And away you go, riding the route following the shortest line a runner would take, which can be somewhat hairy on a curvy 3 lane road going around a long bend…and as you go along you have to stop to mark each kilometer point.
And that’s the first ride. But you’re not done yet
As a double check you have to do it again to see how the 2nd ride compares to the first ride, noting the counts at each of the earlier marked kilometer points.
These two rides must be within a certain % of each other. If they’re not,you need to start over,
You’re still not done.....
Because now you have to go back to the 300m calibration course and do another 4 rides like before.
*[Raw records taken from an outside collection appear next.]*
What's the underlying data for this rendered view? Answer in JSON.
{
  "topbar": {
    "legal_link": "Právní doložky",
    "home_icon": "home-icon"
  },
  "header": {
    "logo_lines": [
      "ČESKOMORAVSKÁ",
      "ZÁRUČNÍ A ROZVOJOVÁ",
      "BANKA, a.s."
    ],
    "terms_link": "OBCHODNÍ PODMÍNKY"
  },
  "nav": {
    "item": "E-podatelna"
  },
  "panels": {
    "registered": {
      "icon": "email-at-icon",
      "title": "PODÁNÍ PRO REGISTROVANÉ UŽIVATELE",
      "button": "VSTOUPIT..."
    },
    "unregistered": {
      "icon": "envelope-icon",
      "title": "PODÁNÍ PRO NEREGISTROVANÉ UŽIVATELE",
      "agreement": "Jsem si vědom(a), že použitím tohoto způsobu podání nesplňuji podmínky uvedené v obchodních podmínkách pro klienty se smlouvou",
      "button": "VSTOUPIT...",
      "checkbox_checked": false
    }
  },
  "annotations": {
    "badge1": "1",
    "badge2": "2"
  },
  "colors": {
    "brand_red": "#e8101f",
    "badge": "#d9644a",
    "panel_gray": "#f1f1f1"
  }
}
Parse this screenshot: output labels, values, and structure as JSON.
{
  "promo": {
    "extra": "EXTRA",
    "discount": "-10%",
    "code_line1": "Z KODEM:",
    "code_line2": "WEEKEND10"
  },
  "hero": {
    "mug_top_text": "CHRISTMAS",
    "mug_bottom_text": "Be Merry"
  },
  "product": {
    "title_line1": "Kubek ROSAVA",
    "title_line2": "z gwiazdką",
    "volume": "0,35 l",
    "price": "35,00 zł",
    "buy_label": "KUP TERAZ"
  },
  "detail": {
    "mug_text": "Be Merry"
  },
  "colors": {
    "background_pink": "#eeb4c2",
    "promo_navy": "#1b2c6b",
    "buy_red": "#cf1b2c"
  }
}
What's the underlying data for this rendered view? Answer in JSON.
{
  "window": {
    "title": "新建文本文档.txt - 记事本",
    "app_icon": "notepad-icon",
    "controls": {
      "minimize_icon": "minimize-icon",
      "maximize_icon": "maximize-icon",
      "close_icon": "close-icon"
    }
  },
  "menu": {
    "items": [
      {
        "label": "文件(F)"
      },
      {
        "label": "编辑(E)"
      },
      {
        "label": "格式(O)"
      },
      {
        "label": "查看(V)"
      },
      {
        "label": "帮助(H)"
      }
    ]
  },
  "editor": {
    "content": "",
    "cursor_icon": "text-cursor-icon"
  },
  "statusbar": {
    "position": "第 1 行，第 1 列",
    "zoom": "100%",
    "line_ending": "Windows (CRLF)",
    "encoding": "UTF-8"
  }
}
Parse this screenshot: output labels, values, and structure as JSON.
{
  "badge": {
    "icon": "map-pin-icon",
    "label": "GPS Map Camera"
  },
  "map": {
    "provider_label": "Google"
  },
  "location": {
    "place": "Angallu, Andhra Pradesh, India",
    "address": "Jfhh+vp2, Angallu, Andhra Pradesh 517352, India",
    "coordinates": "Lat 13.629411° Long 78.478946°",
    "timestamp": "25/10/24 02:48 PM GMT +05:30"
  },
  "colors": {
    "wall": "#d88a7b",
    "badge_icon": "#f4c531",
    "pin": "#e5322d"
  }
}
This is because since you did the first calibration rides, the air temperature has likely changed during the course of the day and that in turn can change the diameter of your bike’s wheels which in turn affects the number of counts per km.
So you find out what the average counts are and if different you take the average of the before and after counts.
And you then recalculate the distance of the route you measured using the new counts per km. and if it’s different you will have to go back to the route site and add or subtract a certain amount of metres.
You can now complete the about 9 pages of application and submit it to Athletics Canada.
And things can happen that can cause you to question the meaning of life
For example, I’ve gone first thing in the morning to the calibration course because you want to do this sort of thing before many cars are on the road. And I’ve gotten there only to discover someone has parked on the road blocking the path to be be ridden. Then I’ve had to go knocking on doors to find the felon. And you know what? Some folks just don’t look that great that early in the morning.....
On a couple of other occasions – once measuring a marathon and the other measuring a half marathon I got a flat tire which meant the entire ride was eradicated…and I’m not going to tell you the new swearing combinations I invented on those occasions…